Name: Andrea Eadie
Organisation: SU Qld
Role description: School Chaplain and Programs Developer
Year first trained in Seasons for Growth: 2001
What programs have you trained in? Young People’s program
Why did you decide to train in SfG? At the interview for my chaplaincy job, I was asked if I was willing to train to be a companion as the program was already being run in the school and was seen as a valuable support for children.
How many groups have you companioned? I have companioned at least a couple each year since I trained, approximately 40?
Are there any highlights of companioning that you would like to share? I love it when children and young people have that light bulb moment realising they are not the only one on a journey of grief and begin to experience the mutual support that can occur when they share their stories.
Have you any special stories about Seasons for Growth groups or program participants you would like to share? [Please only provide stories and experiences you feel comfortable sharing through our quarterly newsletter].
In a few groups I have run, the children as students of a big school who hardly knew each other prior to Seasons for Growth, have formed strong friendships. Boys and girls voluntarily arrive at the start of a lunch hour in order to spend time together prior to an after lunch program.

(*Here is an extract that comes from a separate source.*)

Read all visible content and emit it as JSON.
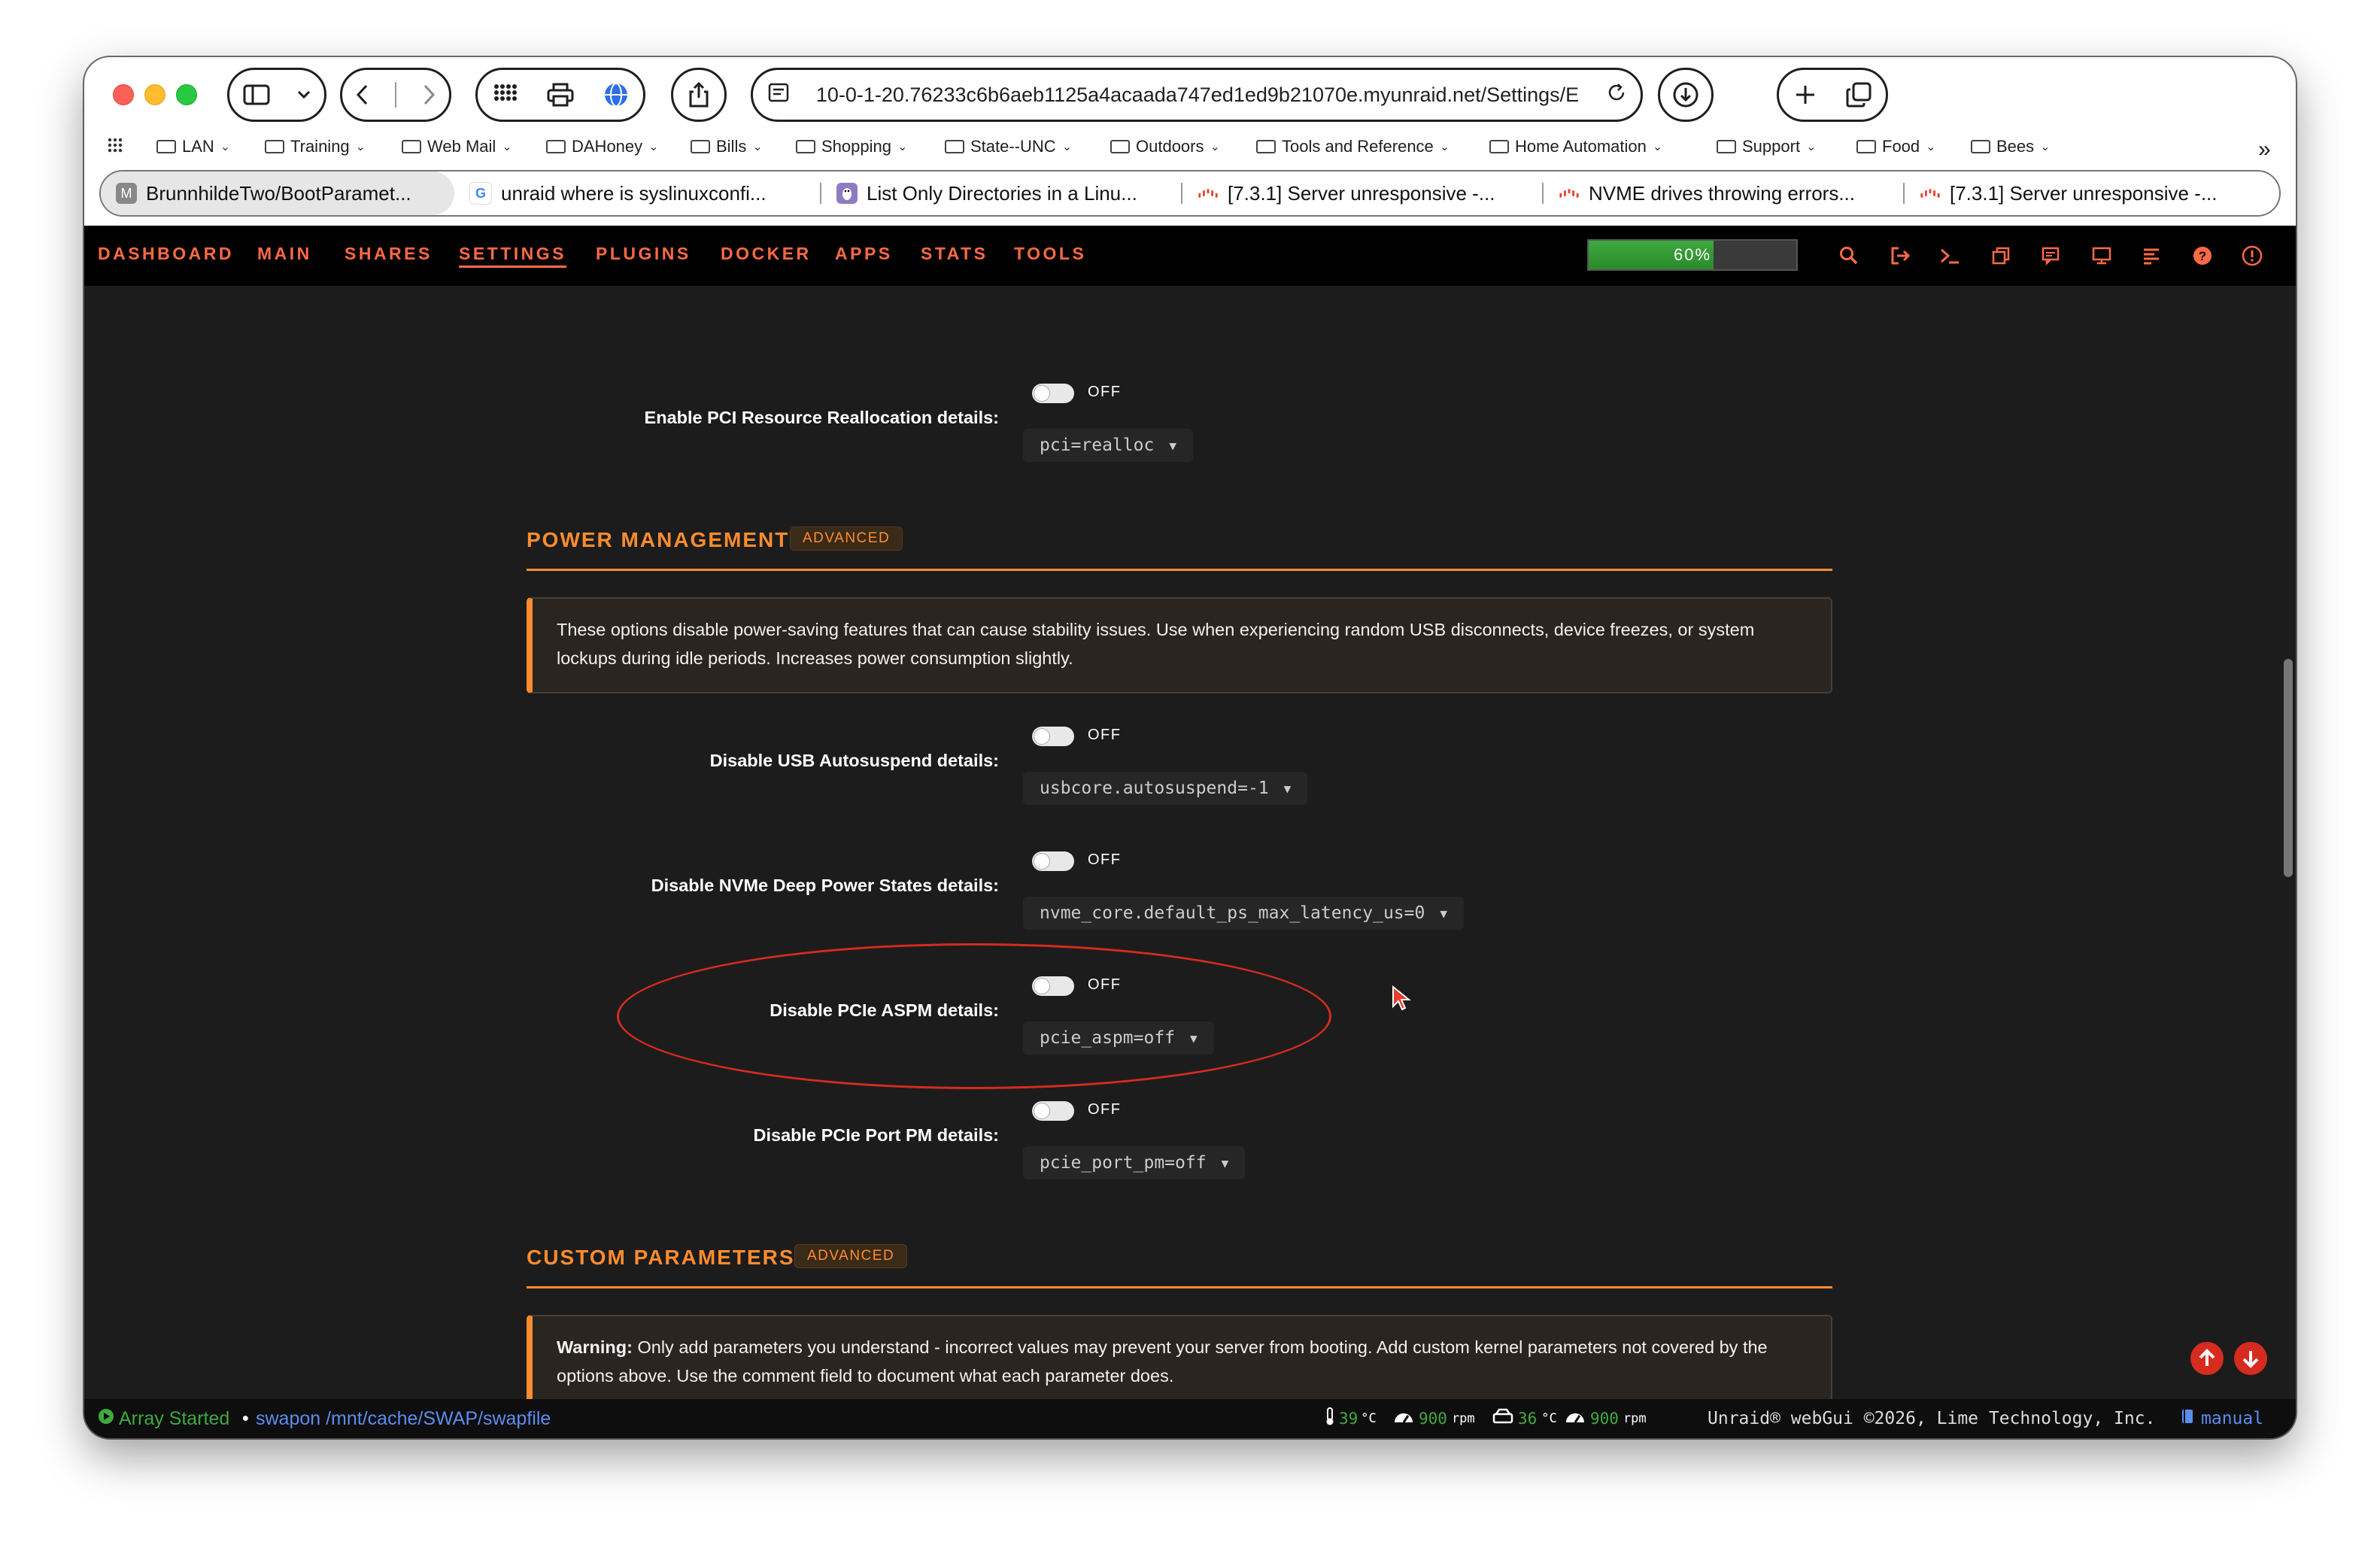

Recently a young man who had been a student at our school came back to visit. He is now studying at university to counsel children. Part of the reason for his choice of study, is the very difficult experience of his parent’s divorce and the support he received from his Seasons for Growth group and chaplaincy.
Do you have any advice for other Companions?
It can be such a pain getting started- explaining the program, providing permission notes, chasing them up and replacing lost ones, explaining the program to the “other” parent (in the case of a difficult separated relationship), organising a room in which to hold Seasons for Growth and a suitable time to run it etc., etc. Once the program begins, it is so worth all the effort. If there is a possibility of companioning another program, do it! Encouraging other suitable people to train as companions will spread the benefits even further.
What has been your biggest personal or professional learning from being involved with SfG?
Even for the students who are receiving assistance from a psychologist or counsellor, the impact of a small, supportive community learning together is profound.
Finally, what part of the program do you treasure or enjoy most and why?
Comments: (your own or comments from parents/participants)
People often comment that boys are not very good at sharing feelings, having deep discussions or caring for each other. I have so much evidence from Seasons for Growth programs that both boys and girls, given the opportunity and support can do all of this and grow in their ability to do so. I am excited as a counsellor of adults, that children who begin to process grief in healthy ways so early in life, will experience many future mental health benefits.